One of the first things that we usually learn when learning about React is that it has unidirectional data flow. This means that your state (and functions to update it) should always be on a parent Component and then passed to its child Components. So, usually if a child has a specific state, then you won't be able to access it or change it in a parent Component.

With useImperativeHandle we can slightly change this. If you look at the example you can see that we have an App Component (our parent) and a Checkbox Component (its child). The Checkbox Component uses state to store the current value of the checkbox.

import React, { useRef } from 'react' const App = () => { const checkBoxRef = useRef(null) const checkAll = () => { if (checkBoxRef && checkBoxRef) { checkBoxRef.current.check() } } return ( <> <button onClick={checkAll}>Check</button> <CheckBox componentRef={checkBoxRef} /> </> ) } export default App

So, in order for us to change the Checkbox state on the App Component we'll first need to create a ref on the App Component and pass it to Checkbox.

Then, on the Checkbox Component we will use 'useImperativeHandle, passing in the ref we receive as props and an object where we can create any methods we want.

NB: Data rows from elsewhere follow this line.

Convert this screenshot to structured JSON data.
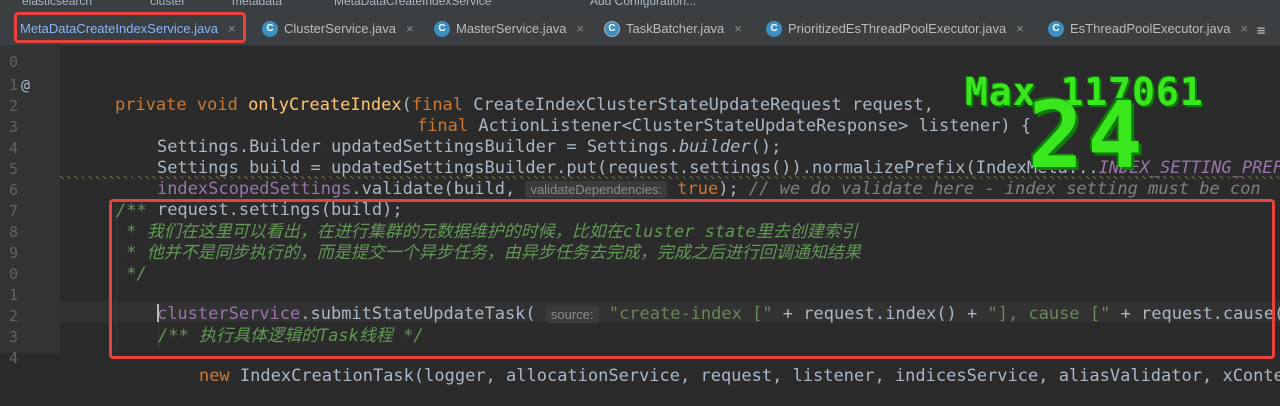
{
  "breadcrumbs": [
    "elasticsearch",
    "cluster",
    "metadata",
    "MetaDataCreateIndexService",
    "Add Configuration..."
  ],
  "tabs": [
    {
      "label": "MetaDataCreateIndexService.java",
      "icon": "class-icon",
      "active": true
    },
    {
      "label": "ClusterService.java",
      "icon": "class-icon"
    },
    {
      "label": "MasterService.java",
      "icon": "class-icon"
    },
    {
      "label": "TaskBatcher.java",
      "icon": "class-icon"
    },
    {
      "label": "PrioritizedEsThreadPoolExecutor.java",
      "icon": "class-icon"
    },
    {
      "label": "EsThreadPoolExecutor.java",
      "icon": "class-icon"
    }
  ],
  "tab_close_glyph": "×",
  "tab_menu_glyph": "≡",
  "gutter": {
    "line_numbers": [
      "0",
      "1",
      "2",
      "3",
      "4",
      "5",
      "6",
      "7",
      "8",
      "9",
      "0",
      "1",
      "2",
      "3",
      "4"
    ],
    "annotation_marker": "@"
  },
  "code": {
    "l1_kw1": "private",
    "l1_kw2": "void",
    "l1_fn": "onlyCreateIndex",
    "l1_open": "(",
    "l1_kw3": "final",
    "l1_type": "CreateIndexClusterStateUpdateRequest request,",
    "l2_kw": "final",
    "l2_type": "ActionListener<ClusterStateUpdateResponse> listener) {",
    "l3_a": "Settings.Builder updatedSettingsBuilder = Settings.",
    "l3_it": "builder",
    "l3_b": "();",
    "l4_a": "Settings build = updatedSettingsBuilder.put(request.settings()).normalizePrefix(IndexMeta",
    "l4_b": "...",
    "l4_c": "INDEX_SETTING_PREF",
    "l5_fld": "indexScopedSettings",
    "l5_a": ".validate(build,",
    "l5_hint": "validateDependencies:",
    "l5_kw": "true",
    "l5_b": ");",
    "l5_cmt": "// we do validate here - index setting must be con",
    "l6": "request.settings(build);",
    "l7": "/**",
    "l8": " * 我们在这里可以看出，在进行集群的元数据维护的时候，比如在cluster state里去创建索引",
    "l9": " * 他并不是同步执行的，而是提交一个异步任务，由异步任务去完成，完成之后进行回调通知结果",
    "l10": " */",
    "l11_fld": "clusterService",
    "l11_a": ".submitStateUpdateTask(",
    "l11_hint": "source:",
    "l11_str1": "\"create-index [\"",
    "l11_b": " + request.index() + ",
    "l11_str2": "\"], cause [\"",
    "l11_c": " + request.cause()",
    "l13": "/** 执行具体逻辑的Task线程 */",
    "l14_kw": "new",
    "l14_a": " IndexCreationTask(logger, allocationService, request, listener, indicesService, aliasValidator, xConte"
  },
  "overlay": {
    "max_label": "Max 117061",
    "counter": "24"
  },
  "colors": {
    "highlight_box": "#e8423f",
    "overlay_green": "#39e81c",
    "background": "#2b2b2b"
  }
}
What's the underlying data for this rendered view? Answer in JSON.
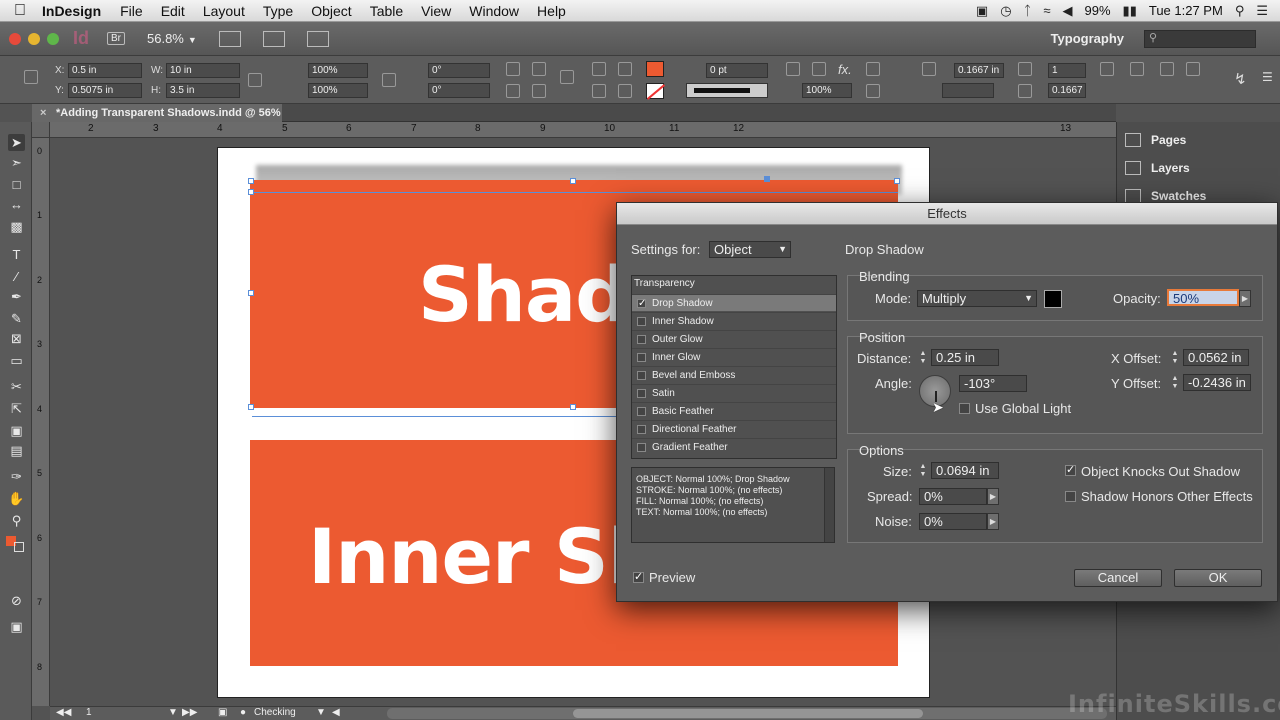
{
  "menubar": {
    "app_name": "InDesign",
    "menus": [
      "File",
      "Edit",
      "Layout",
      "Type",
      "Object",
      "Table",
      "View",
      "Window",
      "Help"
    ],
    "battery": "99%",
    "clock": "Tue 1:27 PM"
  },
  "appbar": {
    "logo": "Id",
    "bridge": "Br",
    "zoom": "56.8%",
    "workspace": "Typography"
  },
  "control_panel": {
    "x_label": "X:",
    "x_value": "0.5 in",
    "y_label": "Y:",
    "y_value": "0.5075 in",
    "w_label": "W:",
    "w_value": "10 in",
    "h_label": "H:",
    "h_value": "3.5 in",
    "scale_x": "100%",
    "scale_y": "100%",
    "rotate": "0°",
    "shear": "0°",
    "stroke_weight": "0 pt",
    "opacity": "100%",
    "offset_value": "0.1667 in",
    "columns": "1",
    "gutter": "0.1667"
  },
  "document": {
    "tab_label": "*Adding Transparent Shadows.indd @ 56%",
    "text_top": "Shado",
    "text_bottom": "Inner Sh"
  },
  "rulers": {
    "h_ticks": [
      "2",
      "3",
      "4",
      "5",
      "6",
      "7",
      "8",
      "9",
      "10",
      "11",
      "12",
      "13"
    ],
    "v_ticks": [
      "0",
      "1",
      "2",
      "3",
      "4",
      "5",
      "6",
      "7",
      "8"
    ]
  },
  "panels": {
    "items": [
      "Pages",
      "Layers",
      "Swatches"
    ]
  },
  "statusbar": {
    "page": "1",
    "preflight": "Checking"
  },
  "effects_dialog": {
    "title": "Effects",
    "settings_for_label": "Settings for:",
    "settings_for_value": "Object",
    "section_title": "Drop Shadow",
    "list_header": "Transparency",
    "effects": [
      {
        "label": "Drop Shadow",
        "checked": true,
        "selected": true
      },
      {
        "label": "Inner Shadow",
        "checked": false,
        "selected": false
      },
      {
        "label": "Outer Glow",
        "checked": false,
        "selected": false
      },
      {
        "label": "Inner Glow",
        "checked": false,
        "selected": false
      },
      {
        "label": "Bevel and Emboss",
        "checked": false,
        "selected": false
      },
      {
        "label": "Satin",
        "checked": false,
        "selected": false
      },
      {
        "label": "Basic Feather",
        "checked": false,
        "selected": false
      },
      {
        "label": "Directional Feather",
        "checked": false,
        "selected": false
      },
      {
        "label": "Gradient Feather",
        "checked": false,
        "selected": false
      }
    ],
    "summary": [
      "OBJECT: Normal 100%; Drop Shadow",
      "STROKE: Normal 100%; (no effects)",
      "FILL: Normal 100%; (no effects)",
      "TEXT: Normal 100%; (no effects)"
    ],
    "blending": {
      "title": "Blending",
      "mode_label": "Mode:",
      "mode_value": "Multiply",
      "opacity_label": "Opacity:",
      "opacity_value": "50%",
      "shadow_color": "#000000"
    },
    "position": {
      "title": "Position",
      "distance_label": "Distance:",
      "distance_value": "0.25 in",
      "angle_label": "Angle:",
      "angle_value": "-103°",
      "global_light_label": "Use Global Light",
      "global_light_checked": false,
      "x_offset_label": "X Offset:",
      "x_offset_value": "0.0562 in",
      "y_offset_label": "Y Offset:",
      "y_offset_value": "-0.2436 in"
    },
    "options": {
      "title": "Options",
      "size_label": "Size:",
      "size_value": "0.0694 in",
      "spread_label": "Spread:",
      "spread_value": "0%",
      "noise_label": "Noise:",
      "noise_value": "0%",
      "knocks_out_label": "Object Knocks Out Shadow",
      "knocks_out_checked": true,
      "honors_label": "Shadow Honors Other Effects",
      "honors_checked": false
    },
    "preview_label": "Preview",
    "preview_checked": true,
    "cancel_label": "Cancel",
    "ok_label": "OK"
  },
  "watermark": "InfiniteSkills.com",
  "colors": {
    "banner": "#ec5a31",
    "selection": "#5b8fd8"
  }
}
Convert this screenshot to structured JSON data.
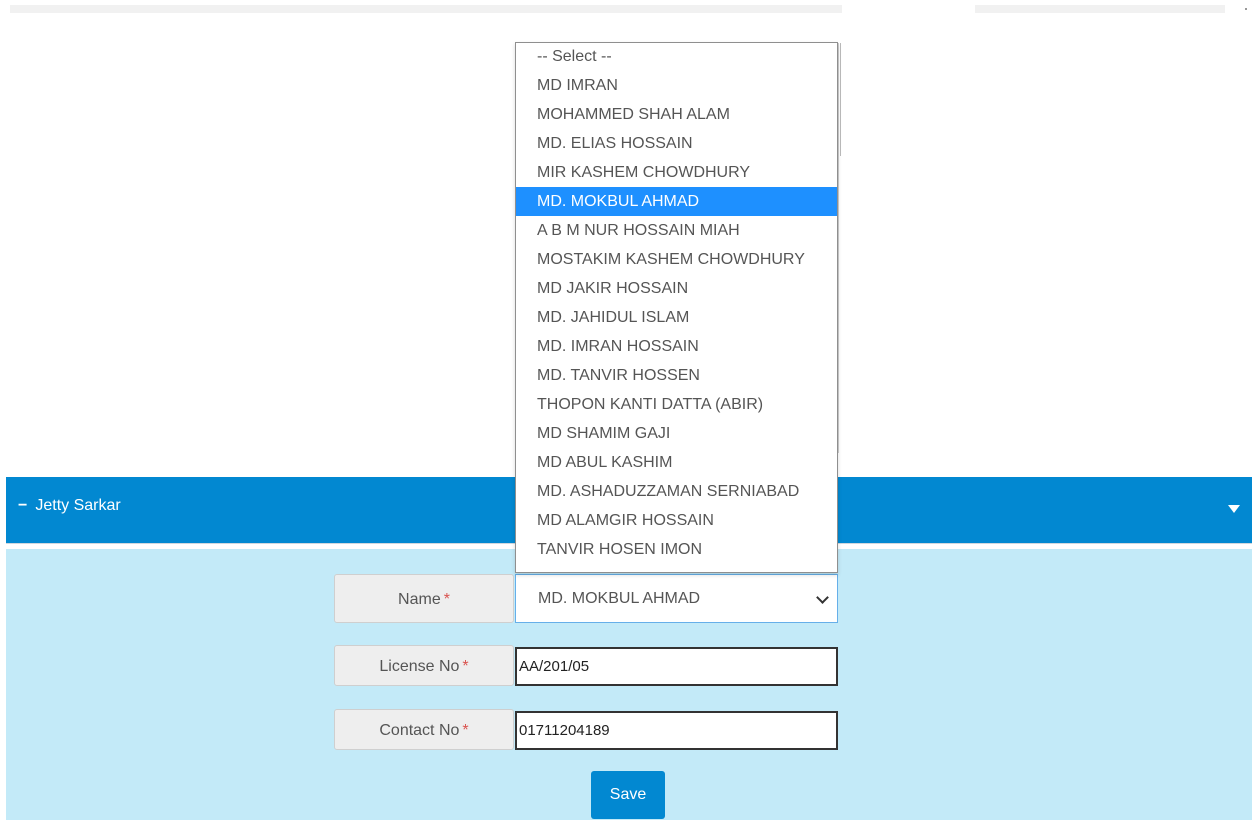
{
  "panel": {
    "title": "Jetty Sarkar",
    "collapse_symbol": "−"
  },
  "form": {
    "name_label": "Name",
    "license_label": "License No",
    "contact_label": "Contact No",
    "required_mark": "*",
    "name_selected": "MD. MOKBUL AHMAD",
    "license_value": "AA/201/05",
    "contact_value": "01711204189",
    "save_label": "Save"
  },
  "dropdown": {
    "options": [
      "-- Select --",
      "MD IMRAN",
      "MOHAMMED SHAH ALAM",
      "MD. ELIAS HOSSAIN",
      "MIR KASHEM CHOWDHURY",
      "MD. MOKBUL AHMAD",
      "A B M NUR HOSSAIN MIAH",
      "MOSTAKIM KASHEM CHOWDHURY",
      "MD JAKIR HOSSAIN",
      "MD. JAHIDUL ISLAM",
      "MD. IMRAN HOSSAIN",
      "MD. TANVIR HOSSEN",
      "THOPON KANTI DATTA (ABIR)",
      "MD SHAMIM GAJI",
      "MD ABUL KASHIM",
      "MD. ASHADUZZAMAN SERNIABAD",
      "MD ALAMGIR HOSSAIN",
      "TANVIR HOSEN IMON"
    ],
    "highlighted": "MD. MOKBUL AHMAD"
  },
  "colors": {
    "header_bg": "#0288d1",
    "body_bg": "#c3eaf8",
    "highlight": "#1e90ff",
    "required": "#d9534f"
  },
  "icons": {
    "panel_toggle": "caret-down-icon",
    "select_arrow": "chevron-down-icon"
  }
}
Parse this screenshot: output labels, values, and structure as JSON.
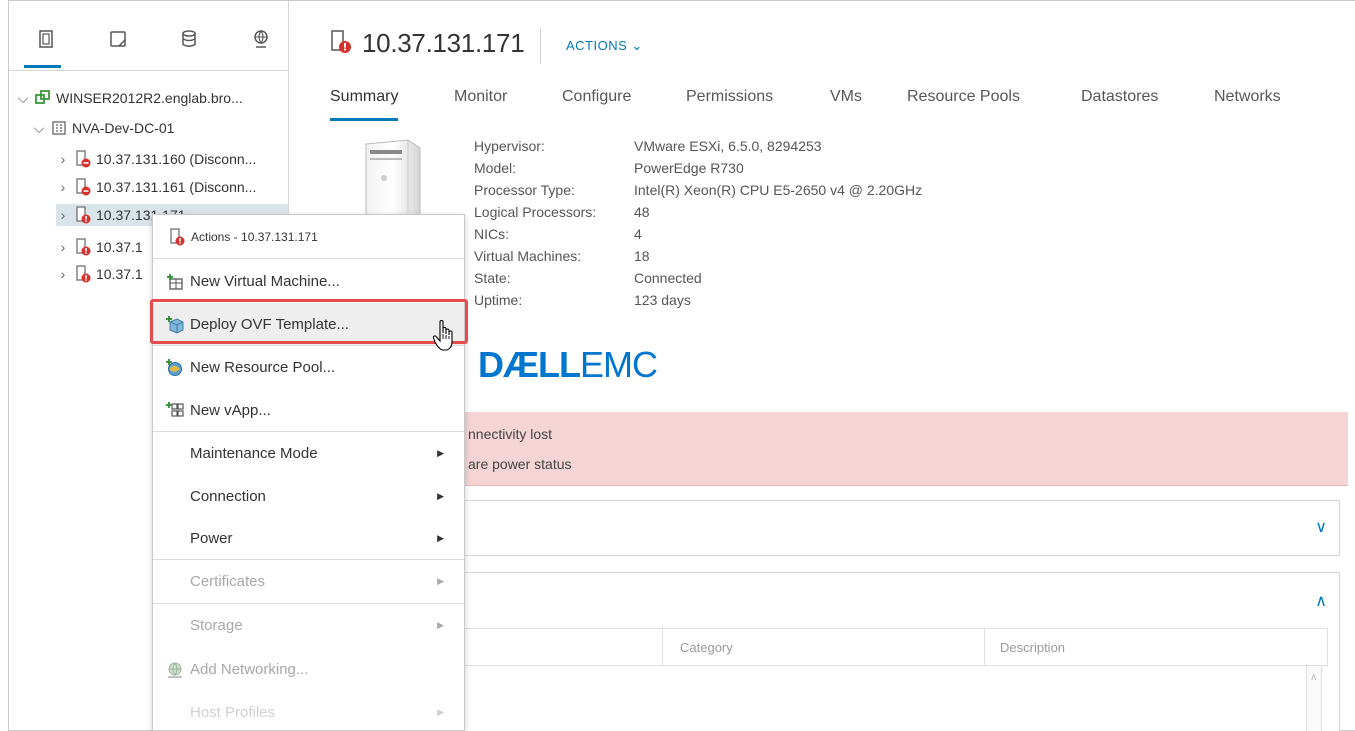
{
  "navigator": {
    "tabs": [
      {
        "icon": "hosts-clusters-icon"
      },
      {
        "icon": "vms-templates-icon"
      },
      {
        "icon": "storage-icon"
      },
      {
        "icon": "networking-icon"
      }
    ],
    "tree": [
      {
        "label": "WINSER2012R2.englab.bro...",
        "icon": "vcenter-icon",
        "expanded": true
      },
      {
        "label": "NVA-Dev-DC-01",
        "icon": "datacenter-icon",
        "expanded": true
      },
      {
        "label": "10.37.131.160 (Disconn...",
        "icon": "host-disconnected-icon"
      },
      {
        "label": "10.37.131.161 (Disconn...",
        "icon": "host-disconnected-icon"
      },
      {
        "label": "10.37.131.171",
        "icon": "host-alert-icon",
        "selected": true
      },
      {
        "label": "10.37.1",
        "icon": "host-alert-icon"
      },
      {
        "label": "10.37.1",
        "icon": "host-alert-icon"
      }
    ]
  },
  "header": {
    "host_name": "10.37.131.171",
    "actions_label": "ACTIONS ⌄"
  },
  "tabs": [
    "Summary",
    "Monitor",
    "Configure",
    "Permissions",
    "VMs",
    "Resource Pools",
    "Datastores",
    "Networks"
  ],
  "summary": {
    "properties": [
      {
        "label": "Hypervisor:",
        "value": "VMware ESXi, 6.5.0, 8294253"
      },
      {
        "label": "Model:",
        "value": "PowerEdge R730"
      },
      {
        "label": "Processor Type:",
        "value": "Intel(R) Xeon(R) CPU E5-2650 v4 @ 2.20GHz"
      },
      {
        "label": "Logical Processors:",
        "value": "48"
      },
      {
        "label": "NICs:",
        "value": "4"
      },
      {
        "label": "Virtual Machines:",
        "value": "18"
      },
      {
        "label": "State:",
        "value": "Connected"
      },
      {
        "label": "Uptime:",
        "value": "123 days"
      }
    ],
    "vendor_logo": {
      "dell": "DÆLL",
      "emc": "EMC"
    },
    "alerts": [
      "nnectivity lost",
      "are power status"
    ],
    "table_headers": {
      "category": "Category",
      "description": "Description"
    }
  },
  "context_menu": {
    "title": "Actions - 10.37.131.171",
    "items": [
      {
        "label": "New Virtual Machine...",
        "icon": "new-vm-icon"
      },
      {
        "label": "Deploy OVF Template...",
        "icon": "deploy-ovf-icon",
        "highlighted": true
      },
      {
        "label": "New Resource Pool...",
        "icon": "resource-pool-icon"
      },
      {
        "label": "New vApp...",
        "icon": "vapp-icon"
      },
      {
        "label": "Maintenance Mode",
        "submenu": true
      },
      {
        "label": "Connection",
        "submenu": true
      },
      {
        "label": "Power",
        "submenu": true
      },
      {
        "label": "Certificates",
        "submenu": true,
        "disabled": true
      },
      {
        "label": "Storage",
        "submenu": true,
        "disabled": true
      },
      {
        "label": "Add Networking...",
        "icon": "add-networking-icon",
        "disabled": true
      },
      {
        "label": "Host Profiles",
        "submenu": true,
        "disabled": true
      }
    ]
  },
  "colors": {
    "accent": "#0079b8",
    "alert_bg": "#f4d4d4",
    "highlight_border": "#e74c4c",
    "dell_blue": "#0076ce"
  }
}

In here we'll create a method called 'check' that will toggle the current Checkbox state.

import React, { useState, useImperativeHandle } from 'react' export const CheckBox = ({ componentRef }) => { const [isChecked, setIsChecked] = useState(false) useImperativeHandle(componentRef, () => ({ check: () => setIsChecked(!isChecked), })) return ( <div className="checkbox"> <label>Checbox component</label> <input type="checkbox" checked={isChecked} onChange={e => setIsChecked(} /> </div> ) }

Now, back on our App Component we can finally update the Checkbox state by using 'ref.current.check()'. And that's pretty much it! This is a simple example but you can really do lots of awesome things with this.

How about you? Have you ever used useImperativeHandle in React? 😊✌️